Last week, the President’s Council of Advisors on Science and Technology heard testimony on potential strategies for promoting technology-based economic development and regional innovation.

Climate change, the pandemic, and emerging technology governance were major themes of President Biden’s first address to the U.N. General Assembly on Sept. 21. Meanwhile, a series of high-level meetings have set the stage for more intense technology cooperation between the U.S. and partner nations.

President Biden announced the members of the President’s Council of Advisors on Science and Technology this week. The roster includes two former cabinet secretaries and has significant representation from the physical and biomedical sciences and areas such as climate and information technology.

The Biden administration is seeking to pump billions of dollars into research projects and infrastructure upgrades at minority-serving institutions, though so far Congress has advanced less ambitious spending plans.

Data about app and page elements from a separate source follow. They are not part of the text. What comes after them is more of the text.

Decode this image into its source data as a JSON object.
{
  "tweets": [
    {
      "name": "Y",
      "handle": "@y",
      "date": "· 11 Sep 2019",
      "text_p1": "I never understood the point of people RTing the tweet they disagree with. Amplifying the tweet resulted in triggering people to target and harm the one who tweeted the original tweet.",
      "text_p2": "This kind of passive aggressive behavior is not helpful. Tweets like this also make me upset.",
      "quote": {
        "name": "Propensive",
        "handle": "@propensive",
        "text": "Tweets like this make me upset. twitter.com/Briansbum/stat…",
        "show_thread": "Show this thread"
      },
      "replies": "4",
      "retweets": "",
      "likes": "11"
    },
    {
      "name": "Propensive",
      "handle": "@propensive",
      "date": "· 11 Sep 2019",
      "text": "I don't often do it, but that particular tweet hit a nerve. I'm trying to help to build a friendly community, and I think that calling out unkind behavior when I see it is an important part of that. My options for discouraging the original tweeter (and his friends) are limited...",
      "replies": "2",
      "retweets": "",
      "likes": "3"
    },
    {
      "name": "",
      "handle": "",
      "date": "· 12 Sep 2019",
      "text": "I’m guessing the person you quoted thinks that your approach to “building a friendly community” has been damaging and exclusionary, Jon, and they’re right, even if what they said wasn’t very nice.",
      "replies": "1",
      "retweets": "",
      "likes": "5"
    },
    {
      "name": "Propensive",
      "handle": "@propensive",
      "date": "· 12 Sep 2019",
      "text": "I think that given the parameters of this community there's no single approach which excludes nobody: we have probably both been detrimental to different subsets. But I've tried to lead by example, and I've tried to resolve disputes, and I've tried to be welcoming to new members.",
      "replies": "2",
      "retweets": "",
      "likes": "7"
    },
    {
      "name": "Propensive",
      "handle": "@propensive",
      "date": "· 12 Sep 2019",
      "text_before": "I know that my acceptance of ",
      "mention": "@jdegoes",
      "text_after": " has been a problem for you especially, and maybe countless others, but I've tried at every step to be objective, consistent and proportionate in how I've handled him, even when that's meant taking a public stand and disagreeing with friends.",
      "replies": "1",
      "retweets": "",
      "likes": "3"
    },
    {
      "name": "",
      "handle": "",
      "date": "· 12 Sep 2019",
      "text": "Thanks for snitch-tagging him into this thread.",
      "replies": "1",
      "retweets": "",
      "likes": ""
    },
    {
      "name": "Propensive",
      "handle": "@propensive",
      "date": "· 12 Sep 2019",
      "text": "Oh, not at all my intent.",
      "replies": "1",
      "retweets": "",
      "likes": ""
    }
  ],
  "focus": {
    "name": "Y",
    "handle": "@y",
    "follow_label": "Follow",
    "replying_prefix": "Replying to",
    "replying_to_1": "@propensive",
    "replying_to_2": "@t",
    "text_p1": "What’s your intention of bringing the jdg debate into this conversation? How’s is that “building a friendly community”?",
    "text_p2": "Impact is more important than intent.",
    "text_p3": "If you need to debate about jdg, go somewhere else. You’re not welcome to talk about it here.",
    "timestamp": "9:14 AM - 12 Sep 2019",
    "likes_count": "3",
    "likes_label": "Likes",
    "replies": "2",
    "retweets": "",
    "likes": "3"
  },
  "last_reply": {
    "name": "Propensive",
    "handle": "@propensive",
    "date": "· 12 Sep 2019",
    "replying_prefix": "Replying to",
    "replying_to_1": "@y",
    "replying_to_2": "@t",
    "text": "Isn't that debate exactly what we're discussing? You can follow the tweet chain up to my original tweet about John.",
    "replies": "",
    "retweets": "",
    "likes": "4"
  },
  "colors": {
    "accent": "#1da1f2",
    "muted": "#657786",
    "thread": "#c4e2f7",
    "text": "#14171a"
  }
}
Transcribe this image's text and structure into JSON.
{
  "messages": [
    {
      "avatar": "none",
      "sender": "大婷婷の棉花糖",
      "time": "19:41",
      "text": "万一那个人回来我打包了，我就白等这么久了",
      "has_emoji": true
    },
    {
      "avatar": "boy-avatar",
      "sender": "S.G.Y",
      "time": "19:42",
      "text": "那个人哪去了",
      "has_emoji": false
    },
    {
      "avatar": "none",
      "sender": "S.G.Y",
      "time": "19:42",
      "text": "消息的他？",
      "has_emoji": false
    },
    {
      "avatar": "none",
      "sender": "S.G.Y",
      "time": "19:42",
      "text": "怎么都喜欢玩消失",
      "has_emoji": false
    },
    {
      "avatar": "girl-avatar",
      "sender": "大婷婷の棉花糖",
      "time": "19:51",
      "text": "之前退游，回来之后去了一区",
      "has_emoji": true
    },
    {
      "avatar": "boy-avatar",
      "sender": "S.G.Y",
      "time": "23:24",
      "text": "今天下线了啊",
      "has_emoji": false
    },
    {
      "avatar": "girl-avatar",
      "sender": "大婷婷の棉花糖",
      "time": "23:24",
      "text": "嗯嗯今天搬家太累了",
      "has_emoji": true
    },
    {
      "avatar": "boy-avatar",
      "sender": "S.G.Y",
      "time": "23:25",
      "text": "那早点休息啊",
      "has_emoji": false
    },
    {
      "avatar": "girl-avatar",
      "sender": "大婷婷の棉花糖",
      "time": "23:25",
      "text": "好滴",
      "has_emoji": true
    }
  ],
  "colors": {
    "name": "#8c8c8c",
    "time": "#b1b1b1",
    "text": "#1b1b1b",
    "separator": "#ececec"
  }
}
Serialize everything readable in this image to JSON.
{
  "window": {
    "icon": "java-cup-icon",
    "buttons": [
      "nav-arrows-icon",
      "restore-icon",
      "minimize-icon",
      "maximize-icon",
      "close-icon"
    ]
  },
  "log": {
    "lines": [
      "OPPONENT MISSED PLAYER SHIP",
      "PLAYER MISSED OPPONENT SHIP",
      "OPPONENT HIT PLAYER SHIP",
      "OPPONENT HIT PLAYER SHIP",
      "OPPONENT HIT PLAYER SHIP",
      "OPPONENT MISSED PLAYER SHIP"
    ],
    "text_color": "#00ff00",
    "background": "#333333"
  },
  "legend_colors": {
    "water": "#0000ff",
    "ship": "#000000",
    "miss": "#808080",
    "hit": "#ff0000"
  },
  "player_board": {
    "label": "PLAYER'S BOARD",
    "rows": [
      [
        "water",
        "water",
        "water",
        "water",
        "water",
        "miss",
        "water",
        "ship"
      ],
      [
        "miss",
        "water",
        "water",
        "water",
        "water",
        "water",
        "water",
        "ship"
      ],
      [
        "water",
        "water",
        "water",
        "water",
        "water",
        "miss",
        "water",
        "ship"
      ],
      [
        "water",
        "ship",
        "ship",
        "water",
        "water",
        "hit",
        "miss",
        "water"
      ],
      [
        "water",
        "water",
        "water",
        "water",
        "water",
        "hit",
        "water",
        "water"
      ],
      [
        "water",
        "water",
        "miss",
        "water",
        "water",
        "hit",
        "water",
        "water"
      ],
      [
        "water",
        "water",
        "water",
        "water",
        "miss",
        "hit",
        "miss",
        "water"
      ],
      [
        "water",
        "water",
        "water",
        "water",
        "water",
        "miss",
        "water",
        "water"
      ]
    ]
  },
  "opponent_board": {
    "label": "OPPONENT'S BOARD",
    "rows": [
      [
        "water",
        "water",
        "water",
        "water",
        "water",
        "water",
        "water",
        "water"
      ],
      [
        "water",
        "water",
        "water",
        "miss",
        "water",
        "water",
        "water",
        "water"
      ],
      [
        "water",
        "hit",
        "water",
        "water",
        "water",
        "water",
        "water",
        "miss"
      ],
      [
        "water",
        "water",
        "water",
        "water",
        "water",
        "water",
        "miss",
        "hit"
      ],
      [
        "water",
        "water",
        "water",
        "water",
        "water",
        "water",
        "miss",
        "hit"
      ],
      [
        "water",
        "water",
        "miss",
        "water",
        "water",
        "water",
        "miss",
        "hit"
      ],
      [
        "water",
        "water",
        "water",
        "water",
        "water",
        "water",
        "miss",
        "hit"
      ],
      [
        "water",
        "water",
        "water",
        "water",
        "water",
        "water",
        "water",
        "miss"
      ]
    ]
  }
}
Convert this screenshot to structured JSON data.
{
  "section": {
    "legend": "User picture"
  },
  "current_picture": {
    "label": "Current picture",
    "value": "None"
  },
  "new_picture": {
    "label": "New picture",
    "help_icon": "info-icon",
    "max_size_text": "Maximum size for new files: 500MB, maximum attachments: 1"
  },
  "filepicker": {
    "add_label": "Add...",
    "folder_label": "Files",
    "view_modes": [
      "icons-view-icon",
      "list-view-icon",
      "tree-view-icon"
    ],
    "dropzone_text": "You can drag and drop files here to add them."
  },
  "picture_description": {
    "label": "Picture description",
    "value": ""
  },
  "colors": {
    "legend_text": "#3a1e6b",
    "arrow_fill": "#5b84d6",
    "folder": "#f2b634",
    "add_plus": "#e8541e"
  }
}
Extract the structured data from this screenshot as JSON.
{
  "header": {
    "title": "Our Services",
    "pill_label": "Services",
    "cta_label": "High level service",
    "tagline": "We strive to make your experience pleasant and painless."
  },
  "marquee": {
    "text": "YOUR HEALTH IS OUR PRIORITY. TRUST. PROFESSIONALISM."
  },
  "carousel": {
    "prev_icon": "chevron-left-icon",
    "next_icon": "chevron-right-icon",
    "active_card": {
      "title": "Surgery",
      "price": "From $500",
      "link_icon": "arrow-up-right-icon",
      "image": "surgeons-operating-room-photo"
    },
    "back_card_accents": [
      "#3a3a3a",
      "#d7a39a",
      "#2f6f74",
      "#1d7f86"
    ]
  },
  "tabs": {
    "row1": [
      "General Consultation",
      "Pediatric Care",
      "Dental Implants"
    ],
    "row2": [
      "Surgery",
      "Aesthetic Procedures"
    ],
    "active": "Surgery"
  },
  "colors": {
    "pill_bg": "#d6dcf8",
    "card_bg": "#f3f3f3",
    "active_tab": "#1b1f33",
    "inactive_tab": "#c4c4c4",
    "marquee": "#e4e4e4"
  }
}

In filling his administration’s science policy jobs, President Biden has now named nominees for all but a few top positions in the White House and federal agencies. That record roughly matches the pace set by most other presidents of the last half-century and is much faster than President Trump’s historically slow appointment process.

The Biden administration’s first annual list of R&D priorities includes an emphasis on bolstering pandemic preparedness and climate mitigation efforts, strengthening domestic manufacturing, and incorporating equity considerations across federal programs.

Speaking at an international conference this month, Secretary of State Tony Blinken said the Biden administration is aiming to build networks of technology-oriented partnerships with other democracies and that he is planning to build up the State Department’s ability to conduct “cyber and tech diplomacy.”

New reports written at the direction of President Biden review supply-chain vulnerabilities in semiconductors, high-capacity batteries, critical minerals and materials, and pharmaceuticals. They stress that support for innovation should be coupled strongly to domestic manufacturing incentives in order to bolster U.S. industry.